Knowing the implications of trauma is essential to understanding why a complainant might not tell the accused to stop, not report the alleged incident to law enforcement, delay disclosing the incident to others, share more information upon interview than they did at the time of their initial disclosure, display no apparent signs of distress immediately after the alleged incident, describe feeling frozen or as if they witnessed what occurred to them from afar, or remember questioning whether they may have done something to cause the accused’s actions. 

Sexual misconduct does not “just happen”; nor is it a random, senseless act committed by only sexual predators or individuals who are all bad. Instead, it is purposeful conduct driven by beliefs, thoughts, and actions that falls along a pathway of intentional behavior. There are warning signs that are often undetected, unreported, and hiding within silos of information. The ultimate act is a product of the interaction between the accused, the complainant, and their environment.

Understanding sexual offending behavior ensures the right questions are asked and the relevant thoughts, feelings, and behaviors are detected. It allows for the identification of cognitive distortions (i.e., distorted interpretations of the complainant’s conduct that were fueled by the accused’s internal processes and led to the infusion of sexuality into otherwise benign behavior), seemingly unimportant behavior that may have served to test the complainant’s response to limit and boundary violations, and unique dynamics associated with the situation.

Finally, gathering the precise information about what is alleged to have occurred from both the complainant and the accused requires the use of trauma-informed and behavioral-based interviewing techniques. These approaches create a safe, empathic environment that maximizes the chances of obtaining reliable and relevant information. It is not enough for the interviewer to tell the interviewee, “We take these complaints very seriously,” and then simply listen to what they are saying. The interviewer must do something for the interviewee to feel heard.
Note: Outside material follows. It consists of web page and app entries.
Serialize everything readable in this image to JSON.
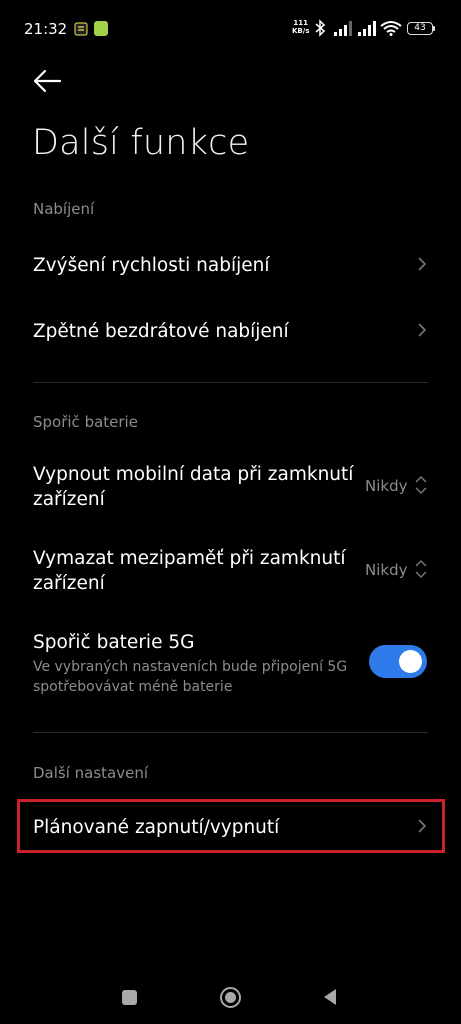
{
  "status_bar": {
    "time": "21:32",
    "net_speed_value": "111",
    "net_speed_unit": "KB/s",
    "battery": "43"
  },
  "header": {
    "title": "Další funkce"
  },
  "sections": {
    "charging": {
      "header": "Nabíjení",
      "item1": "Zvýšení rychlosti nabíjení",
      "item2": "Zpětné bezdrátové nabíjení"
    },
    "battery_saver": {
      "header": "Spořič baterie",
      "item1_line1": "Vypnout mobilní data při zamknutí",
      "item1_line2": "zařízení",
      "item1_value": "Nikdy",
      "item2_line1": "Vymazat mezipaměť při zamknutí",
      "item2_line2": "zařízení",
      "item2_value": "Nikdy",
      "item3_title": "Spořič baterie 5G",
      "item3_sub_line1": "Ve vybraných nastaveních bude připojení 5G",
      "item3_sub_line2": "spotřebovávat méně baterie",
      "item3_toggle_on": true
    },
    "more": {
      "header": "Další nastavení",
      "item1": "Plánované zapnutí/vypnutí"
    }
  },
  "colors": {
    "background": "#000000",
    "accent": "#2f7bea",
    "highlight": "#c8232a",
    "secondary_text": "#8c8c8c"
  },
  "icons": {
    "back": "arrow-left-icon",
    "chevron": "chevron-right-icon",
    "updown": "chevron-up-down-icon"
  }
}
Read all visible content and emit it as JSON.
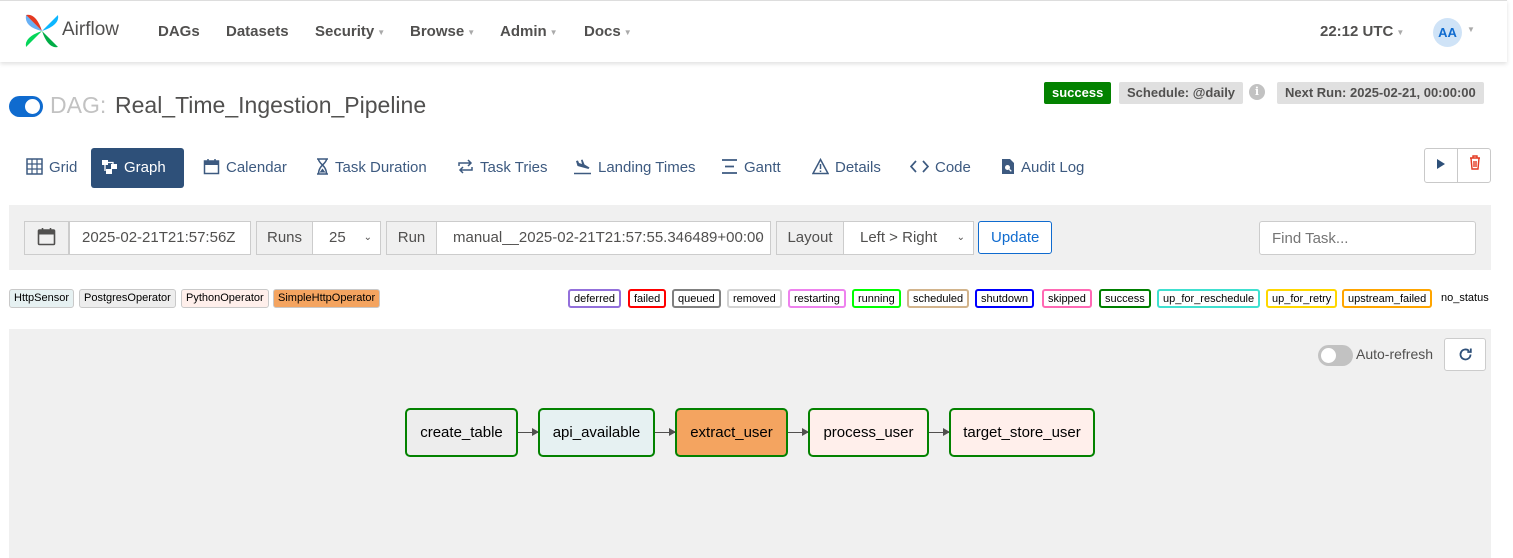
{
  "navbar": {
    "brand": "Airflow",
    "items": [
      {
        "label": "DAGs",
        "dropdown": false
      },
      {
        "label": "Datasets",
        "dropdown": false
      },
      {
        "label": "Security",
        "dropdown": true
      },
      {
        "label": "Browse",
        "dropdown": true
      },
      {
        "label": "Admin",
        "dropdown": true
      },
      {
        "label": "Docs",
        "dropdown": true
      }
    ],
    "clock": "22:12 UTC",
    "avatar": "AA"
  },
  "dag": {
    "prefix": "DAG:",
    "id": "Real_Time_Ingestion_Pipeline",
    "paused": false,
    "status": "success",
    "schedule": "Schedule: @daily",
    "info_icon": "i",
    "next_run": "Next Run: 2025-02-21, 00:00:00"
  },
  "tabs": [
    {
      "label": "Grid",
      "icon": "grid-icon",
      "active": false
    },
    {
      "label": "Graph",
      "icon": "graph-icon",
      "active": true
    },
    {
      "label": "Calendar",
      "icon": "calendar-icon",
      "active": false
    },
    {
      "label": "Task Duration",
      "icon": "hourglass-icon",
      "active": false
    },
    {
      "label": "Task Tries",
      "icon": "retry-icon",
      "active": false
    },
    {
      "label": "Landing Times",
      "icon": "plane-landing-icon",
      "active": false
    },
    {
      "label": "Gantt",
      "icon": "gantt-icon",
      "active": false
    },
    {
      "label": "Details",
      "icon": "warning-triangle-icon",
      "active": false
    },
    {
      "label": "Code",
      "icon": "code-icon",
      "active": false
    },
    {
      "label": "Audit Log",
      "icon": "audit-file-icon",
      "active": false
    }
  ],
  "filters": {
    "base_date": "2025-02-21T21:57:56Z",
    "runs_label": "Runs",
    "runs_value": "25",
    "run_label": "Run",
    "run_value": "manual__2025-02-21T21:57:55.346489+00:00",
    "layout_label": "Layout",
    "layout_value": "Left > Right",
    "update_label": "Update",
    "find_placeholder": "Find Task..."
  },
  "operator_legend": [
    {
      "label": "HttpSensor",
      "color": "#e6f1f2"
    },
    {
      "label": "PostgresOperator",
      "color": "#ededed"
    },
    {
      "label": "PythonOperator",
      "color": "#ffefeb"
    },
    {
      "label": "SimpleHttpOperator",
      "color": "#f4a460"
    }
  ],
  "state_legend": [
    {
      "label": "deferred",
      "color": "#9370db"
    },
    {
      "label": "failed",
      "color": "#ff0000"
    },
    {
      "label": "queued",
      "color": "#808080"
    },
    {
      "label": "removed",
      "color": "#d3d3d3"
    },
    {
      "label": "restarting",
      "color": "#ee82ee"
    },
    {
      "label": "running",
      "color": "#00ff00"
    },
    {
      "label": "scheduled",
      "color": "#d2b48c"
    },
    {
      "label": "shutdown",
      "color": "#0000ff"
    },
    {
      "label": "skipped",
      "color": "#ff69b4"
    },
    {
      "label": "success",
      "color": "#008000"
    },
    {
      "label": "up_for_reschedule",
      "color": "#40e0d0"
    },
    {
      "label": "up_for_retry",
      "color": "#ffd700"
    },
    {
      "label": "upstream_failed",
      "color": "#ffa500"
    }
  ],
  "no_status": "no_status",
  "graph": {
    "auto_refresh_label": "Auto-refresh",
    "auto_refresh_on": false,
    "nodes": [
      {
        "label": "create_table",
        "fill": "#ededed"
      },
      {
        "label": "api_available",
        "fill": "#e6f1f2"
      },
      {
        "label": "extract_user",
        "fill": "#f4a460"
      },
      {
        "label": "process_user",
        "fill": "#ffefeb"
      },
      {
        "label": "target_store_user",
        "fill": "#ffefeb"
      }
    ],
    "node_border_color": "#038200"
  }
}
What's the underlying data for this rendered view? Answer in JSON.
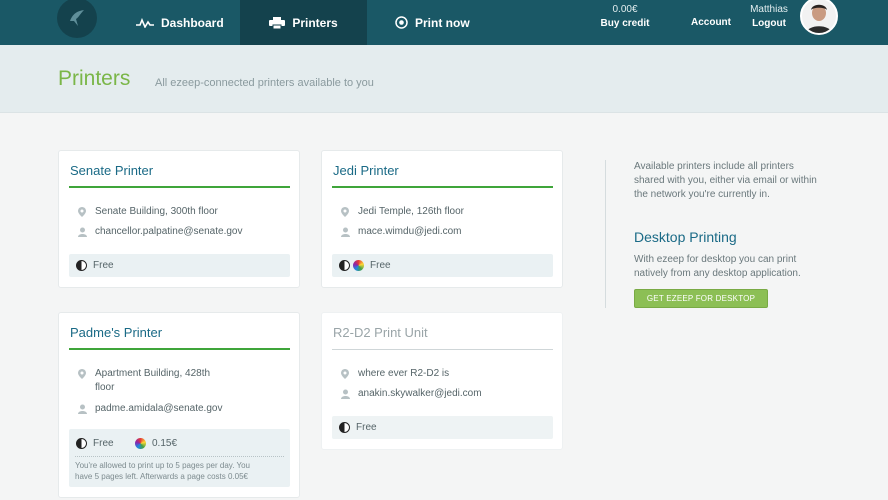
{
  "nav": {
    "dashboard": "Dashboard",
    "printers": "Printers",
    "print_now": "Print now"
  },
  "account": {
    "credit_amount": "0.00€",
    "buy_credit": "Buy credit",
    "account": "Account",
    "user_name": "Matthias",
    "logout": "Logout"
  },
  "page": {
    "title": "Printers",
    "subtitle": "All ezeep-connected printers available to you"
  },
  "printers": [
    {
      "name": "Senate Printer",
      "location": "Senate Building, 300th floor",
      "owner": "chancellor.palpatine@senate.gov",
      "price_bw": "Free"
    },
    {
      "name": "Jedi Printer",
      "location": "Jedi Temple, 126th floor",
      "owner": "mace.wimdu@jedi.com",
      "price_bw": "Free"
    },
    {
      "name": "Padme's Printer",
      "location_line1": "Apartment Building, 428th",
      "location_line2": "floor",
      "owner": "padme.amidala@senate.gov",
      "price_bw": "Free",
      "price_color": "0.15€",
      "note_line1": "You're allowed to print up to 5 pages per day. You",
      "note_line2": "have 5 pages left. Afterwards a page costs 0.05€"
    },
    {
      "name": "R2-D2 Print Unit",
      "location": "where ever R2-D2 is",
      "owner": "anakin.skywalker@jedi.com",
      "price_bw": "Free"
    }
  ],
  "sidebar": {
    "intro_line1": "Available printers include all printers",
    "intro_line2": "shared with you, either via email or within",
    "intro_line3": "the network you're currently in.",
    "desktop_heading": "Desktop Printing",
    "desktop_line1": "With ezeep for desktop you can print",
    "desktop_line2": "natively from any desktop application.",
    "desktop_button": "GET EZEEP FOR DESKTOP"
  },
  "colors": {
    "topbar": "#1a5866",
    "active_tab": "#14424d",
    "title_green": "#7ab648",
    "link_blue": "#1a6a86",
    "rule_green": "#3fa53a",
    "button_green": "#8cbf55"
  }
}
Indeed, to induce the experience of feeling heard, action is required.

Similarly, simply obtaining a written statement from the individuals involved is not sufficient. In line with the requisite knowledge to conduct these investigations, the complainant and the accused do not know all of the information from their experience that is relevant to include in their statement so that decision-makers understand the totality of circumstances surrounding the alleged misconduct. Accounts are often filled with implicit interpretations and conclusions that require a thorough exploration of the behavior that underlie them.

In short, not knowing what you don’t know has consequences. You may fail to believe a credible complainant, rely on incomplete and inaccurate information to determine an outcome, or wrongfully await law enforcement proceedings to run their course without appreciating the different standards they employ and, at times, the equal lack of knowledge they possess. All of this allows misconduct to continue within the workplace, employees to lose faith in the preventative measures an organization has in place, and companies to face greater legal exposure and public scrutiny. Retain someone who knows!